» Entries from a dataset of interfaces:
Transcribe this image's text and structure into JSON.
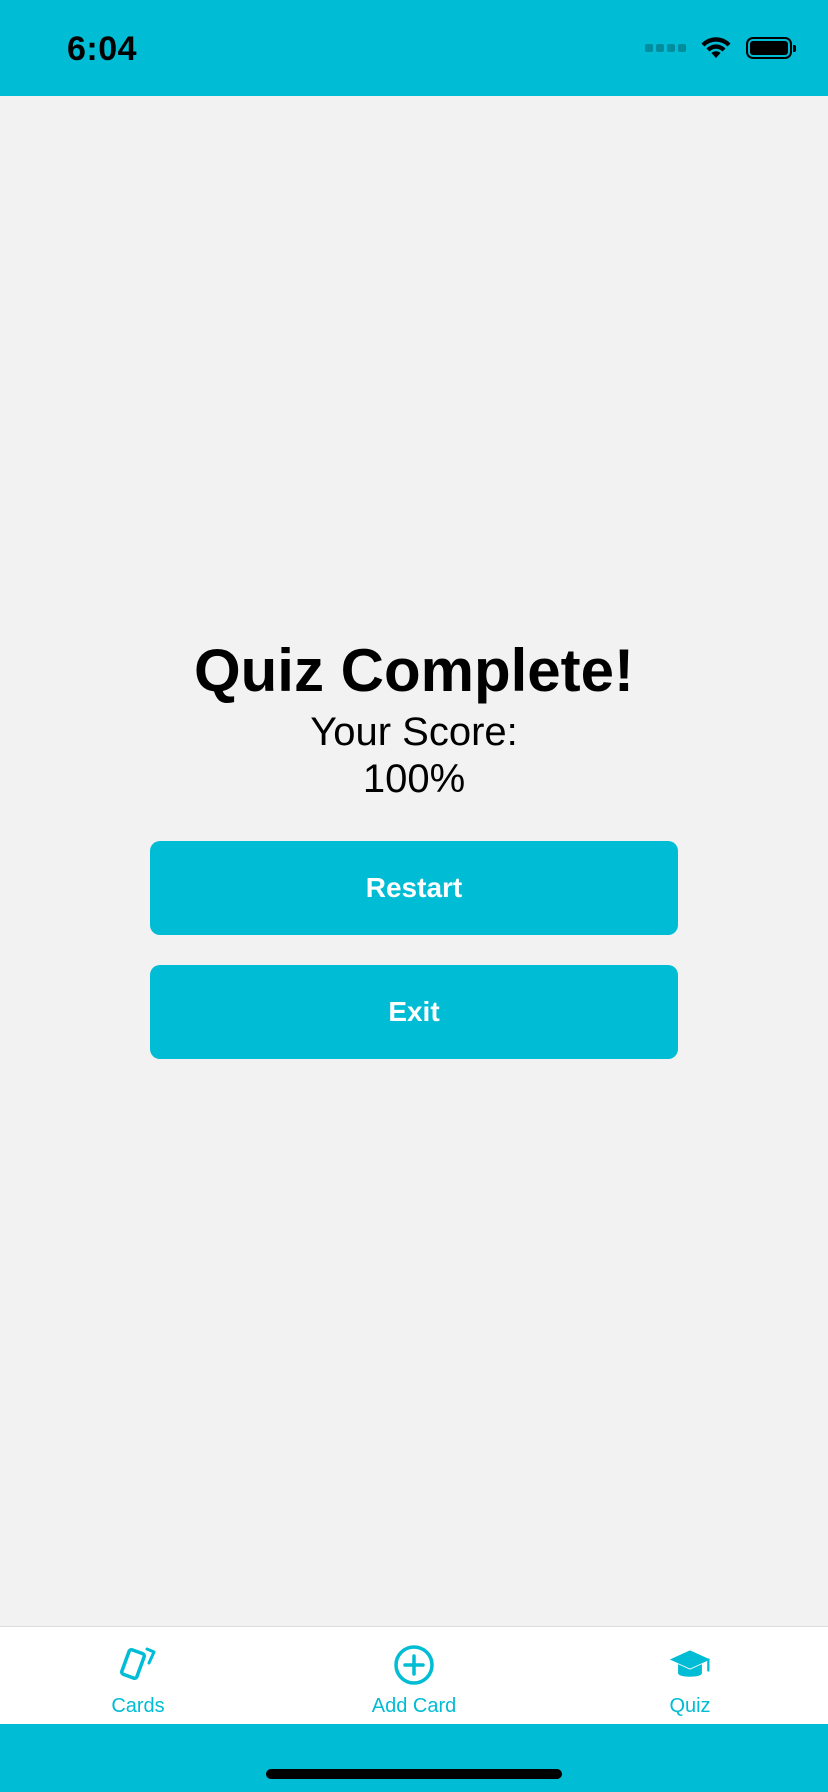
{
  "status_bar": {
    "time": "6:04"
  },
  "main": {
    "title": "Quiz Complete!",
    "score_label": "Your Score:",
    "score_value": "100%",
    "restart_label": "Restart",
    "exit_label": "Exit"
  },
  "tab_bar": {
    "items": [
      {
        "label": "Cards",
        "icon": "cards-icon"
      },
      {
        "label": "Add Card",
        "icon": "add-circle-icon"
      },
      {
        "label": "Quiz",
        "icon": "graduation-cap-icon"
      }
    ]
  },
  "colors": {
    "accent": "#00bcd4",
    "background": "#f2f2f2"
  }
}
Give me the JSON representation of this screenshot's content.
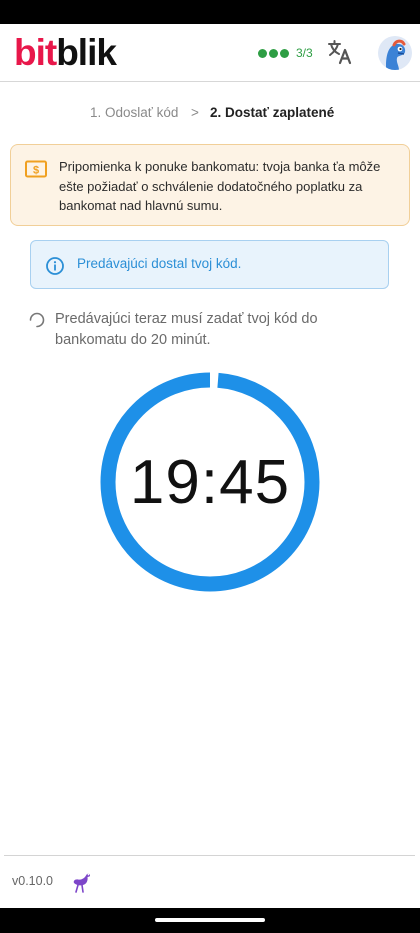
{
  "header": {
    "logo_part1": "bit",
    "logo_part2": "blik",
    "progress_text": "3/3",
    "progress_dots": 3
  },
  "stepper": {
    "step1": "1. Odoslať kód",
    "separator": ">",
    "step2": "2. Dostať zaplatené"
  },
  "warning": {
    "text": "Pripomienka k ponuke bankomatu: tvoja banka ťa môže ešte požiadať o schválenie dodatočného poplatku za bankomat nad hlavnú sumu.",
    "icon": "dollar-bill-icon",
    "color": "#f0a020"
  },
  "info": {
    "text": "Predávajúci dostal tvoj kód.",
    "icon": "info-icon",
    "color": "#2b8fd6"
  },
  "waiting": {
    "text": "Predávajúci teraz musí zadať tvoj kód do bankomatu do 20 minút."
  },
  "timer": {
    "time": "19:45",
    "remaining_fraction": 0.9875,
    "color": "#1e90e8"
  },
  "footer": {
    "version": "v0.10.0",
    "icon": "emu-icon"
  }
}
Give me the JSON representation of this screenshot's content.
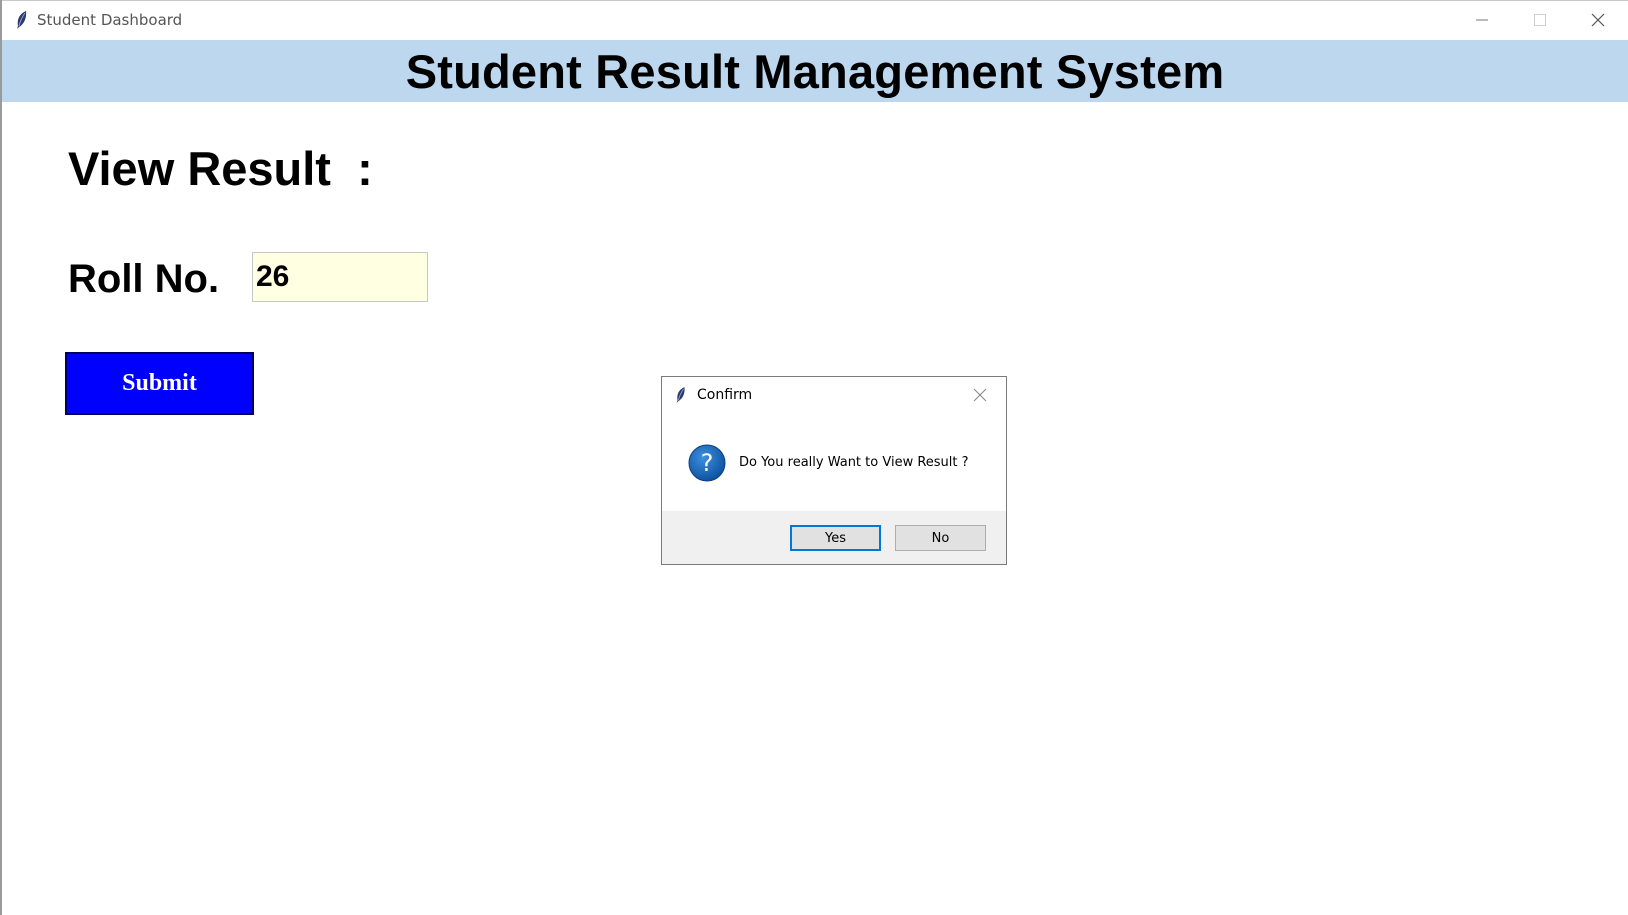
{
  "window": {
    "title": "Student Dashboard",
    "controls": [
      "minimize-icon",
      "maximize-icon",
      "close-icon"
    ]
  },
  "header": {
    "title": "Student Result Management System",
    "background_color": "#bdd7ee"
  },
  "main": {
    "section_title": "View Result  :",
    "roll_label": "Roll No.",
    "roll_value": "26",
    "roll_input_background": "#ffffe2",
    "submit_label": "Submit",
    "submit_color": "#0000ff"
  },
  "dialog": {
    "title": "Confirm",
    "icon": "question-icon",
    "message": "Do You really Want to View Result ?",
    "yes_label": "Yes",
    "no_label": "No",
    "default_button_color": "#0078d7"
  }
}
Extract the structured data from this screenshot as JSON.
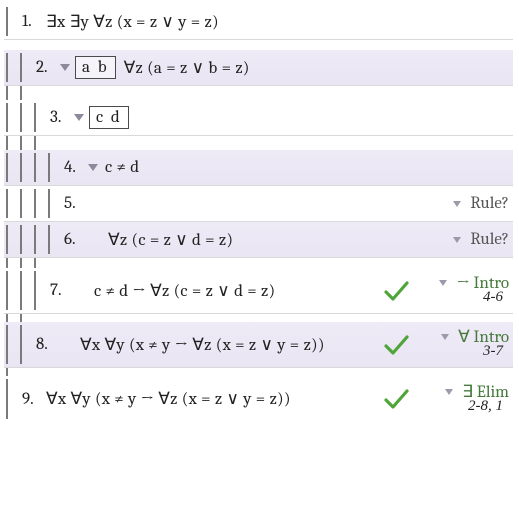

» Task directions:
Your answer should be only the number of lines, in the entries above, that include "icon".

» Exercise response:
10